So before I amble up to my Dad's for Christmas, I decided to continue to try and work out why the keypad isn't working as behaved.
Once the keypad is working, well, I have then made a real computer - input (keypad) and output (LCD).
The keypad itself is a hexdecimal (4 rows of 4 keys) numeric pad, for that is what I'll use for the Weather Station of Doom. (Unless the Sinclair Speccy I'm trying to repair tuns out to be not so repairable, then I'll use the Spectrum's keypad - the rubber keypad will be a lot more resilient to being in the glider club launch vehicle than a PC keyboard).
It is attached to port B of the PIO. For starters, what I did was put the PIO port into control mode, and make B7-B4 outputs, and B3-B0 inputs. The idea was to switch B7-B4 on, and tell the PIO to send us an interrupt when any of B3-B0 go active. This means a key somewhere on the keypad is being pressed. Then, the interrupt handler scans the keypad by sequentially turning on B7-B4, and stopping when one of of B3-B0 goes active. Then you know what row and column is making a circuit - and therefore the key that is down.
Unfortunately, the PIO is smarter than that. I knew already it looked for the Z80's RETI (return from interrupt) instruction to know when an interrupt service routine had completed - that way, the PIO knows to send no other interrupts, and to inhibit lower priority devices from sending an interrupt. But also, on reading the documentation more, it looks like it won't read owt else until the interrupt handler has exited. The idea is that if the data on the PIO's input changes while the interrupt is being handled, the interrupt handler will still get the old value - not the new one that's arrived halfway through the interrupt routine. Changing the output lines to scan for the row/colum just makes the PIO read zero for all its inputs - I think the behaviour is sort of undefined if you try and change outputs in the interrupt service routine. Even removing the interrupt vector and turning the interrupt generating stuff on the PIO didn't work.

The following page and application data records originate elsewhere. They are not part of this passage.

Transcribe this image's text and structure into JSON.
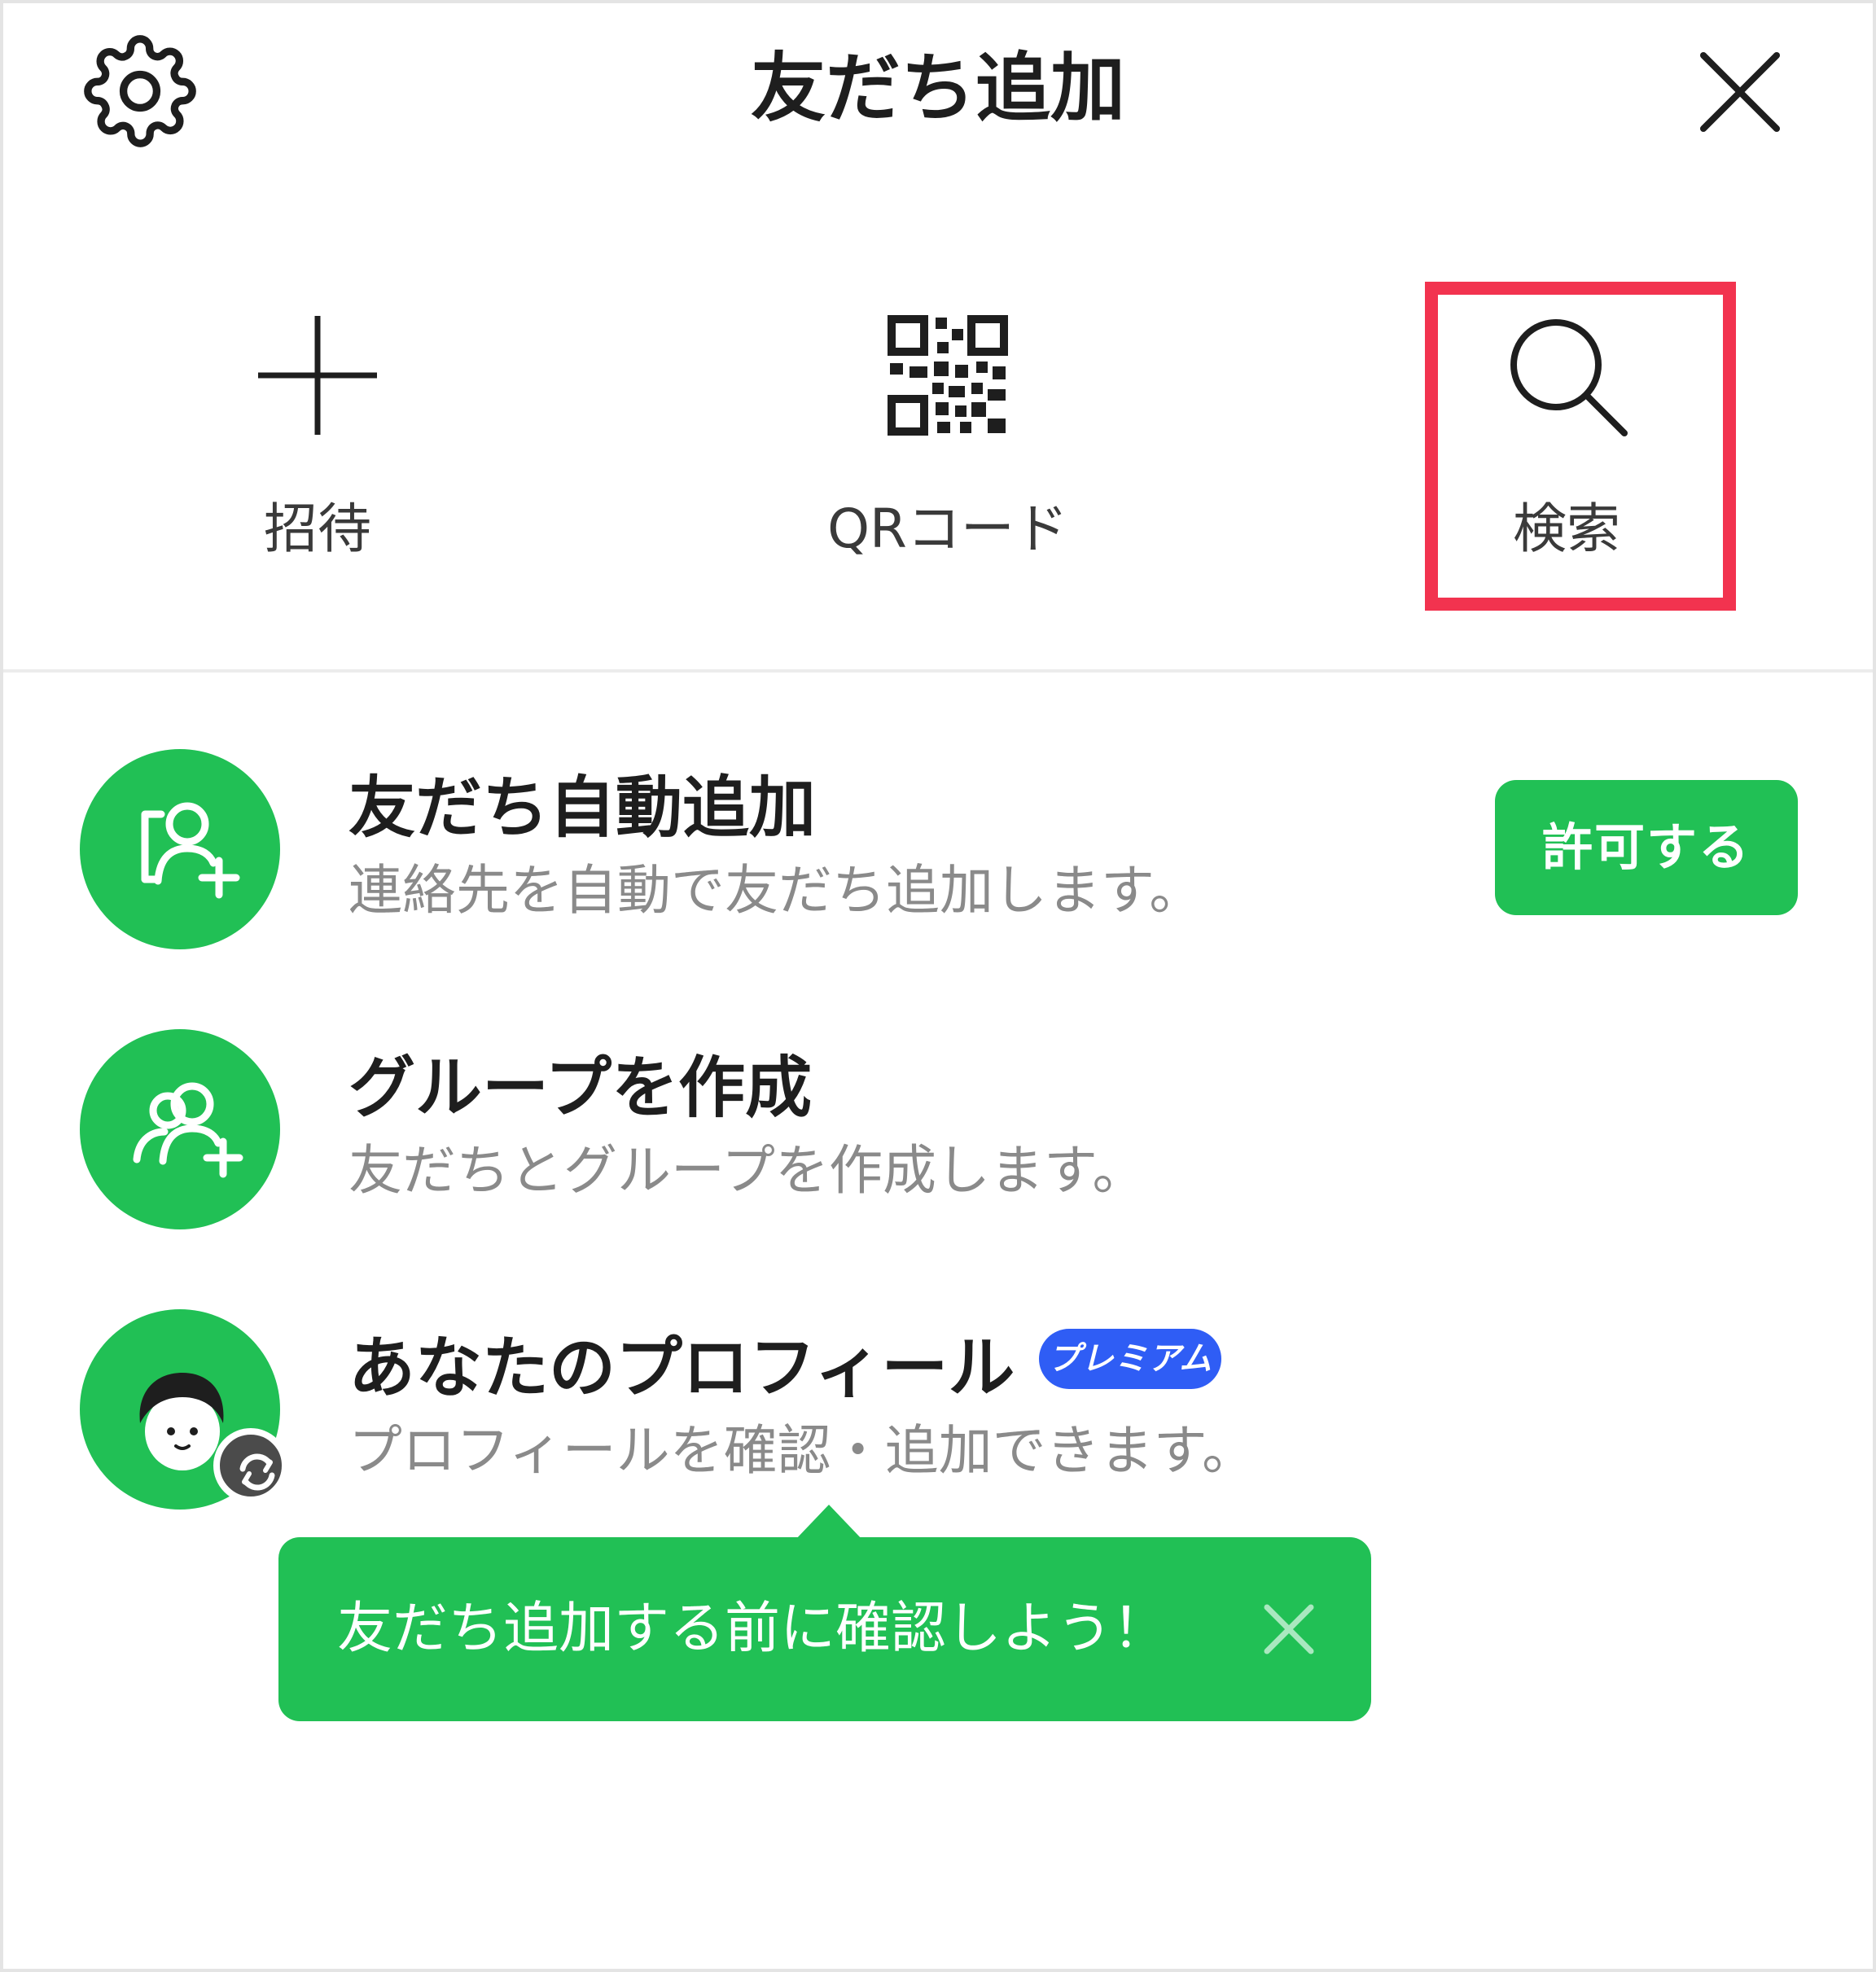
{
  "header": {
    "title": "友だち追加",
    "settings_icon": "gear-icon",
    "close_icon": "close-icon"
  },
  "actions": [
    {
      "label": "招待",
      "icon": "plus-icon"
    },
    {
      "label": "QRコード",
      "icon": "qr-code-icon"
    },
    {
      "label": "検索",
      "icon": "search-icon",
      "highlighted": true
    }
  ],
  "list": {
    "auto_add": {
      "title": "友だち自動追加",
      "description": "連絡先を自動で友だち追加します。",
      "button_label": "許可する",
      "icon": "contact-add-icon"
    },
    "create_group": {
      "title": "グループを作成",
      "description": "友だちとグループを作成します。",
      "icon": "group-add-icon"
    },
    "profile": {
      "title": "あなたのプロフィール",
      "badge": "プレミアム",
      "description": "プロフィールを確認・追加できます。",
      "icon": "person-avatar-icon",
      "sub_icon": "sync-icon"
    }
  },
  "tooltip": {
    "text": "友だち追加する前に確認しよう！",
    "close_icon": "close-icon"
  },
  "colors": {
    "brand_green": "#21c055",
    "highlight_red": "#f2334f",
    "premium_blue": "#2f5df5",
    "secondary_text": "#8a8a8a"
  }
}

So - the solution is to scan the rows continuously, and have the interrupt service routine simply read out the value on the PIO which will then have both the correct row and column. I will probably use a decade counter to scan the rows - but in the time I had, rather than making any new hardware, I just connected the already-present 555 timer to the Z80's NMI pin, and had the NMI service routine update the column being scanned via port B of the PIO.
With a continous scan of the rows, it makes the keypad interrupt handler routine vastly simpler of course, but it does either mean extra hardware in the form of a decade counter, or extra time in the form of a few more instructions in the NMI service routine. For good measure, I also added a 16 bit system counter to the NMI routine so that programs can get a sense of time.
So have a happy Chistmas and merry New Year.